During last month’s budget showdown, U.S. Sen. Tim Kaine, a Democrat from Virginia, voted for a continuing resolution to keep the government open, even though the deal did not include a DACA extension, as many House Democrats had demanded. Kaine said he voted for the resolution to protect federal employees, but was harshly criticized by protesters, who occupied his office, yelling, “Shame on Kaine.”
California’s two senators avoided that fate by voting against the resolution, including Dianne Feinstein, who had initially indicated she would vote for it. But Feinstein is confronting a re-election challenge from Kevin de Leon, the Democratic leader of the California State Senate, who has criticized her for not standing up for California’s Dreamers.
During the current budget showdown, California Sen. Kamala Harris has emerged as one of her party’s most hardline advocates for a DACA deal. At a recent press conference, Harris said she wouldn’t vote for a spending package if DACA’s future had not yet been resolved.
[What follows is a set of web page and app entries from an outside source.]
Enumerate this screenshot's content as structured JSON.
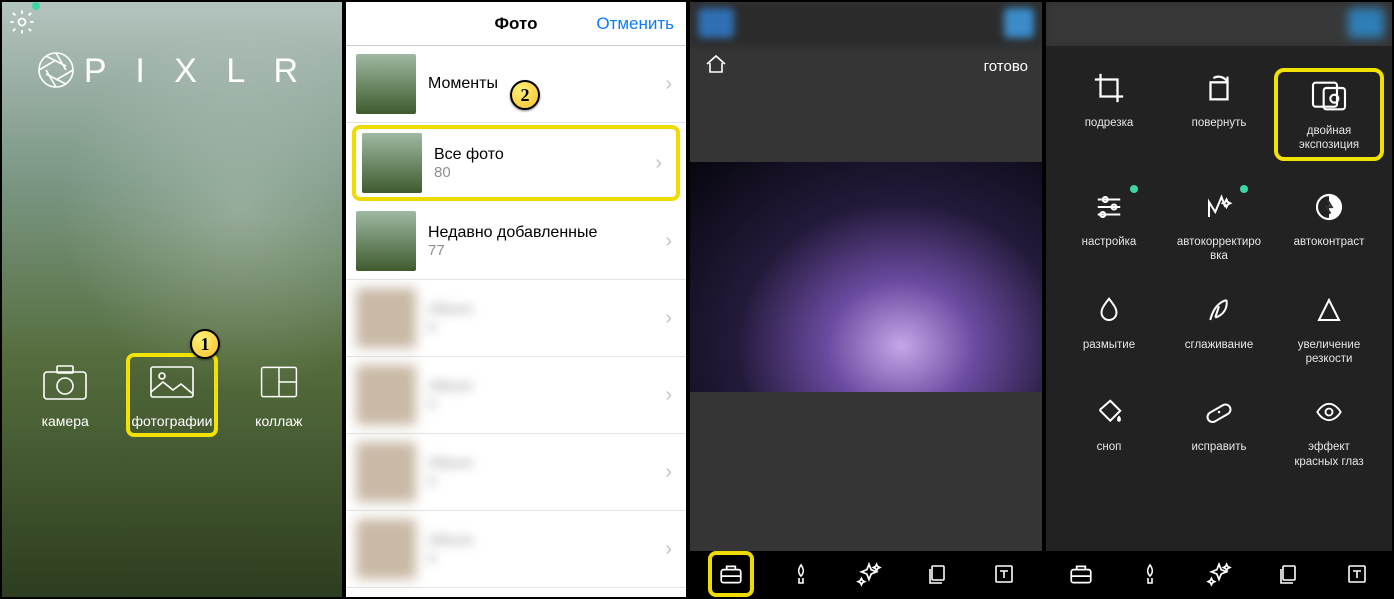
{
  "screen1": {
    "logo_text": "P I X L R",
    "gear_icon": "settings-gear",
    "buttons": {
      "camera": "камера",
      "photos": "фотографии",
      "collage": "коллаж"
    },
    "annotation_badge": "1"
  },
  "screen2": {
    "nav_title": "Фото",
    "cancel_label": "Отменить",
    "annotation_badge": "2",
    "albums": [
      {
        "title": "Моменты",
        "count": ""
      },
      {
        "title": "Все фото",
        "count": "80",
        "selected": true
      },
      {
        "title": "Недавно добавленные",
        "count": "77"
      },
      {
        "title": "",
        "count": "",
        "blurred": true
      },
      {
        "title": "",
        "count": "",
        "blurred": true
      },
      {
        "title": "",
        "count": "",
        "blurred": true
      },
      {
        "title": "",
        "count": "",
        "blurred": true
      }
    ]
  },
  "screen3": {
    "home_icon": "home",
    "done_label": "готово",
    "bottom_tools": [
      "toolbox",
      "brush",
      "sparkle",
      "layers",
      "text"
    ],
    "selected_bottom_tool": "toolbox"
  },
  "screen4": {
    "tools": [
      {
        "icon": "crop",
        "label": "подрезка"
      },
      {
        "icon": "rotate",
        "label": "повернуть"
      },
      {
        "icon": "double-exposure",
        "label": "двойная\nэкспозиция",
        "selected": true
      },
      {
        "icon": "sliders",
        "label": "настройка",
        "green_dot": true
      },
      {
        "icon": "autofix",
        "label": "автокорректиро\nвка",
        "green_dot": true
      },
      {
        "icon": "autocontrast",
        "label": "автоконтраст"
      },
      {
        "icon": "drop",
        "label": "размытие"
      },
      {
        "icon": "feather",
        "label": "сглаживание"
      },
      {
        "icon": "sharpen",
        "label": "увеличение\nрезкости"
      },
      {
        "icon": "bucket",
        "label": "сноп"
      },
      {
        "icon": "bandaid",
        "label": "исправить"
      },
      {
        "icon": "eye",
        "label": "эффект\nкрасных глаз"
      }
    ],
    "bottom_tools": [
      "toolbox",
      "brush",
      "sparkle",
      "layers",
      "text"
    ]
  }
}
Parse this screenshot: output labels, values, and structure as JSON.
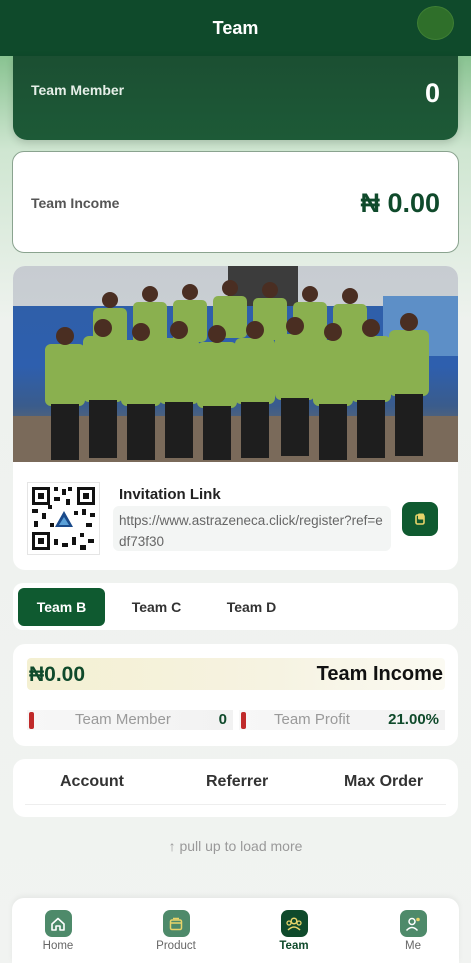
{
  "header": {
    "title": "Team"
  },
  "summary": {
    "team_member_label": "Team Member",
    "team_member_value": "0",
    "team_income_label": "Team Income",
    "team_income_value": "₦ 0.00"
  },
  "invite": {
    "title": "Invitation Link",
    "link": "https://www.astrazeneca.click/register?ref=edf73f30"
  },
  "tabs": [
    {
      "label": "Team B",
      "active": true
    },
    {
      "label": "Team C",
      "active": false
    },
    {
      "label": "Team D",
      "active": false
    }
  ],
  "stats": {
    "amount": "₦0.00",
    "title": "Team Income",
    "member_label": "Team Member",
    "member_value": "0",
    "profit_label": "Team Profit",
    "profit_value": "21.00%"
  },
  "table": {
    "columns": [
      "Account",
      "Referrer",
      "Max Order"
    ]
  },
  "pull_more": "↑ pull up to load more",
  "nav": [
    {
      "label": "Home",
      "icon": "home-icon"
    },
    {
      "label": "Product",
      "icon": "product-icon"
    },
    {
      "label": "Team",
      "icon": "team-icon",
      "active": true
    },
    {
      "label": "Me",
      "icon": "me-icon"
    }
  ],
  "colors": {
    "primary": "#0f4a2b",
    "accent_button": "#0f5a30",
    "alert_bar": "#c02a2a"
  }
}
Asked about the potential consequences to federal employees, spokesman Tyrone Gayle said: “Senator Harris believes we should both fund the government and protect the more than 200,000 Dreamers in California from deportation. It is deeply unfortunate that Republicans who control the House, Senate and White House are rejecting bipartisan compromises...”
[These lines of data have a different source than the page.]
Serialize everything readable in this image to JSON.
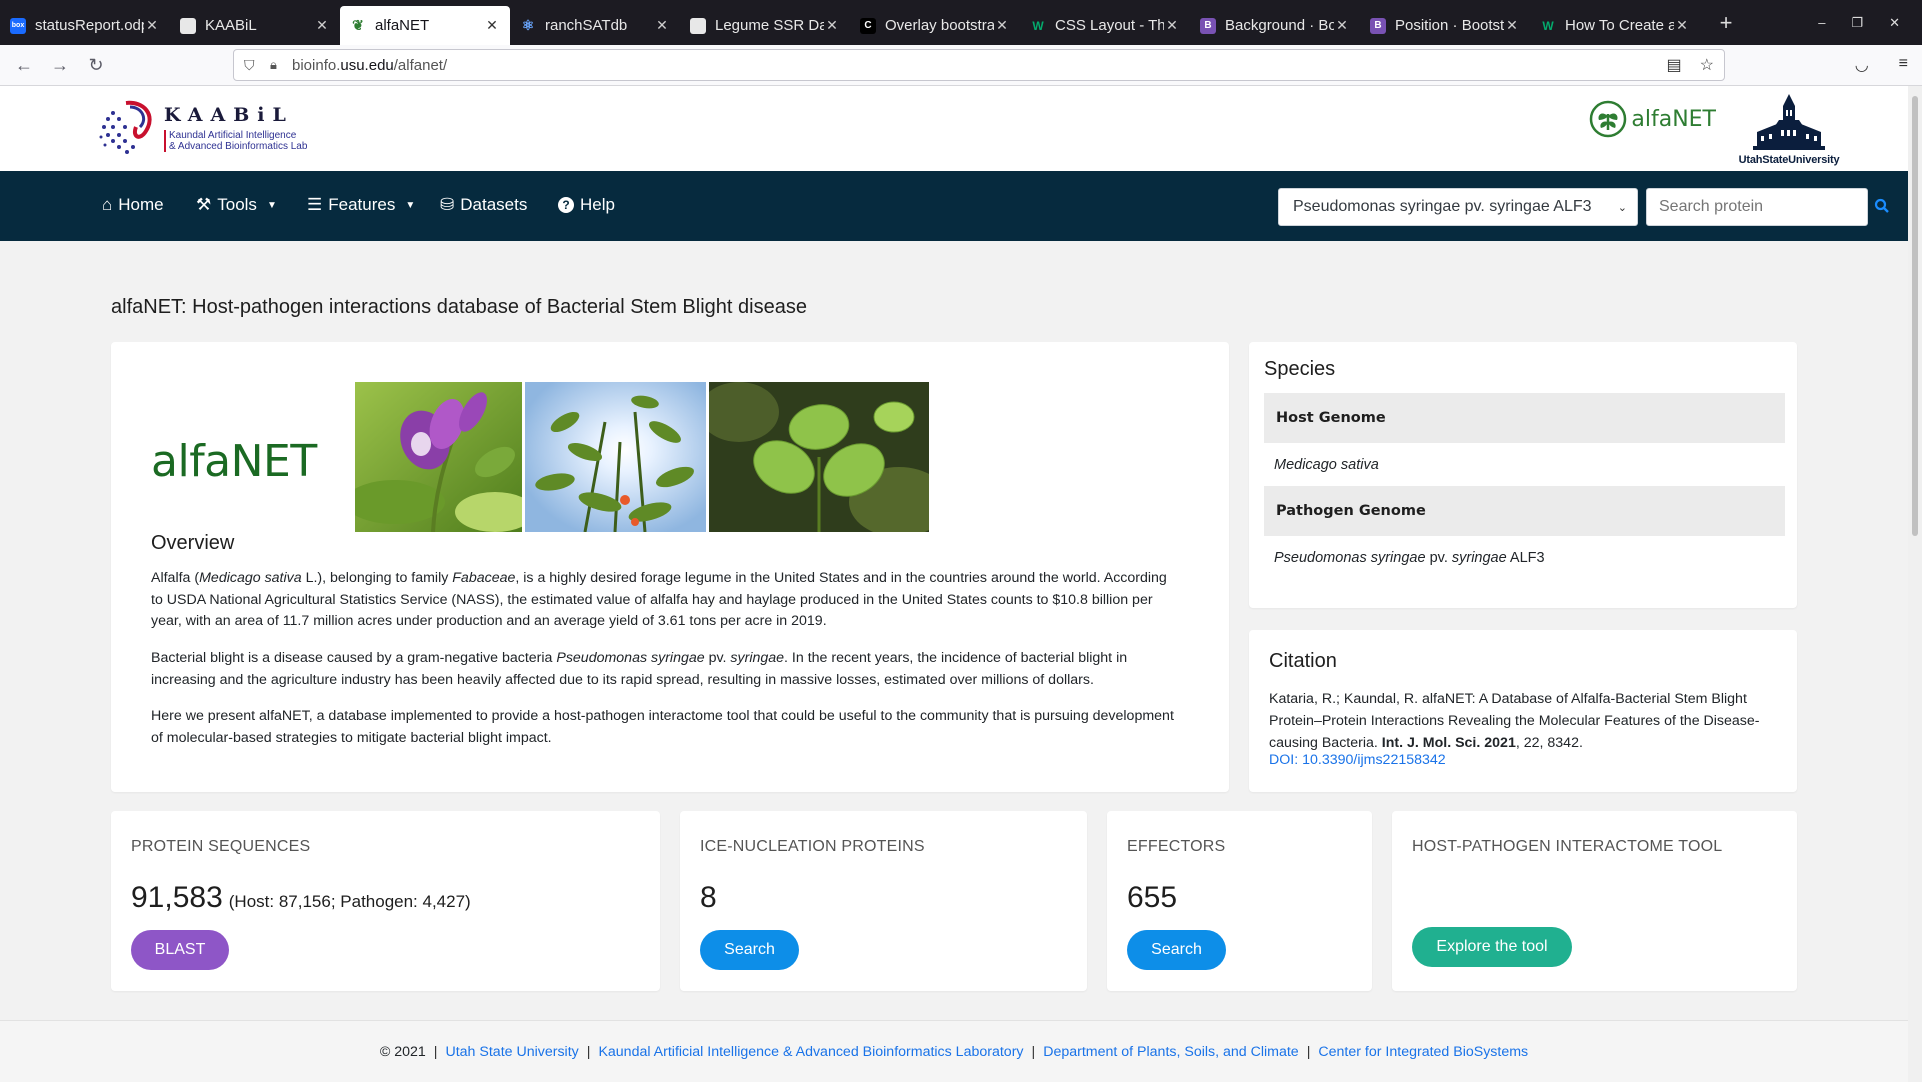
{
  "browser": {
    "tabs": [
      {
        "label": "statusReport.odp",
        "favicon": "box",
        "color": "#1a6bff"
      },
      {
        "label": "KAABiL",
        "favicon": "doc",
        "color": "#ffffff"
      },
      {
        "label": "alfaNET",
        "favicon": "leaf",
        "color": "#2e7d32"
      },
      {
        "label": "ranchSATdb",
        "favicon": "atom",
        "color": "#6aa7ff"
      },
      {
        "label": "Legume SSR Data",
        "favicon": "doc",
        "color": "#ffffff"
      },
      {
        "label": "Overlay bootstrap",
        "favicon": "C",
        "color": "#000000"
      },
      {
        "label": "CSS Layout - The",
        "favicon": "W",
        "color": "#04aa6d"
      },
      {
        "label": "Background · Boo",
        "favicon": "B",
        "color": "#7952b3"
      },
      {
        "label": "Position · Bootstr",
        "favicon": "B",
        "color": "#7952b3"
      },
      {
        "label": "How To Create an",
        "favicon": "W",
        "color": "#04aa6d"
      }
    ],
    "url_domain": "bioinfo.",
    "url_host": "usu.edu",
    "url_path": "/alfanet/",
    "favicon_box_text": "box"
  },
  "header": {
    "kaabil_name": "KAABiL",
    "kaabil_sub_line1": "Kaundal Artificial Intelligence",
    "kaabil_sub_line2": "& Advanced Bioinformatics Lab",
    "alfanet_logo_text": "alfaNET",
    "usu_text": "UtahStateUniversity"
  },
  "nav": {
    "home": "Home",
    "tools": "Tools",
    "features": "Features",
    "datasets": "Datasets",
    "help": "Help",
    "species_selected": "Pseudomonas syringae pv. syringae ALF3",
    "search_placeholder": "Search protein"
  },
  "page_title": "alfaNET: Host-pathogen interactions database of Bacterial Stem Blight disease",
  "overview": {
    "logo_text": "alfaNET",
    "heading": "Overview",
    "p1_a": "Alfalfa (",
    "p1_italic1": "Medicago sativa",
    "p1_b": " L.), belonging to family ",
    "p1_italic2": "Fabaceae",
    "p1_c": ", is a highly desired forage legume in the United States and in the countries around the world. According to USDA National Agricultural Statistics Service (NASS), the estimated value of alfalfa hay and haylage produced in the United States counts to $10.8 billion per year, with an area of 11.7 million acres under production and an average yield of 3.61 tons per acre in 2019.",
    "p2_a": "Bacterial blight is a disease caused by a gram-negative bacteria ",
    "p2_italic1": "Pseudomonas syringae",
    "p2_b": " pv. ",
    "p2_italic2": "syringae",
    "p2_c": ". In the recent years, the incidence of bacterial blight in increasing and the agriculture industry has been heavily affected due to its rapid spread, resulting in massive losses, estimated over millions of dollars.",
    "p3": "Here we present alfaNET, a database implemented to provide a host-pathogen interactome tool that could be useful to the community that is pursuing development of molecular-based strategies to mitigate bacterial blight impact."
  },
  "species": {
    "heading": "Species",
    "host_label": "Host Genome",
    "host_value": "Medicago sativa",
    "pathogen_label": "Pathogen Genome",
    "pathogen_italic1": "Pseudomonas syringae",
    "pathogen_mid": " pv. ",
    "pathogen_italic2": "syringae",
    "pathogen_suffix": " ALF3"
  },
  "citation": {
    "heading": "Citation",
    "text_a": "Kataria, R.; Kaundal, R. alfaNET: A Database of Alfalfa-Bacterial Stem Blight Protein–Protein Interactions Revealing the Molecular Features of the Disease-causing Bacteria. ",
    "journal": "Int. J. Mol. Sci.",
    "year": "2021",
    "text_b": ", 22, 8342.",
    "doi": "DOI: 10.3390/ijms22158342"
  },
  "stats": {
    "proteins_label": "PROTEIN SEQUENCES",
    "proteins_value": "91,583",
    "proteins_sub": "(Host: 87,156; Pathogen: 4,427)",
    "proteins_button": "BLAST",
    "ice_label": "ICE-NUCLEATION PROTEINS",
    "ice_value": "8",
    "ice_button": "Search",
    "effectors_label": "EFFECTORS",
    "effectors_value": "655",
    "effectors_button": "Search",
    "tool_label": "HOST-PATHOGEN INTERACTOME TOOL",
    "tool_button": "Explore the tool"
  },
  "footer": {
    "copyright": "© 2021",
    "link1": "Utah State University",
    "link2": "Kaundal Artificial Intelligence & Advanced Bioinformatics Laboratory",
    "link3": "Department of Plants, Soils, and Climate",
    "link4": "Center for Integrated BioSystems",
    "separator": "|"
  },
  "colors": {
    "nav_bg": "#062a3e",
    "blast_purple": "#8e56c7",
    "search_blue": "#0d8ee8",
    "explore_teal": "#20b090",
    "link_blue": "#1a73e8",
    "alfanet_green": "#1b6a23"
  }
}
If lawmakers are unable to agree on another short-term spending resolution by Friday night, federal agencies that are not self-funded could face immediate closure. President Trump would have to decide which federal services are “essential.” During the 2013 impasse, President Barack Obama determined that the Pentagon, air traffic controllers and TSA were essential, along with workers who fed the animals at the National Zoo.
Roughly 1.3 million federal employees continued working during the shutdown, although they weren’t paid until it was over, 17 days later. Overall, some 800,000 employees at “non-essential” agencies were furloughed, and were only paid back after Congress authorized it.
This time, experts are uncertain if Trump and the GOP-led Congress would agree to pay back furloughed workers. Collender notes that Trump campaigned on downsizing the federal workforce, and may see some political benefit in shutting down the government and sending thousands of federal employees home, especially if he doesn’t get funding for his border wall.
“Given what the president has been been through the last week, he may decide he needs to show his base he is still fighting for them,” said Collender. “That is the kind of emotional thing that gets you a government shutdown.”
While Trump is no friend of government employees, AFGE’s Simon said it’s a myth that Republicans are generally hostile to the federal workforce. In red-state Georgia, some 40,000 civilian federal employees work at the state’s numerous military installations. “There are plenty of Republican lawmakers who are supportive of the work of federal workers,” she said.
There would also be economic ripples from a government shutdown. In 2013, the loss of paychecks triggered an estimated 2 to 4 percent drop in spending among federal workers, who delayed expenditures on restaurants, babysitting and other expenses, according to a 2014 Stanford University study.
Constantine Yannelis, an economist who authored the study, said a shutdown this year would probably cause little effect, if it lasted just a few days. The impact would grow larger the longer the impasse continued, he said, and depend on whether Congress ultimately repaid workers who were furloughed.
The 2013 shutdown also forced the closure of national parks and wildlife refuges nationwide, prompting rangers to place “CLOSED” signs at park entrances and hurting nearby tourism businesses. While January isn’t a prime time for park visitors, Collender said certain tourism businesses should brace themselves.
“If you have a business that depends on a national park, it will start to bite immediately,” he said.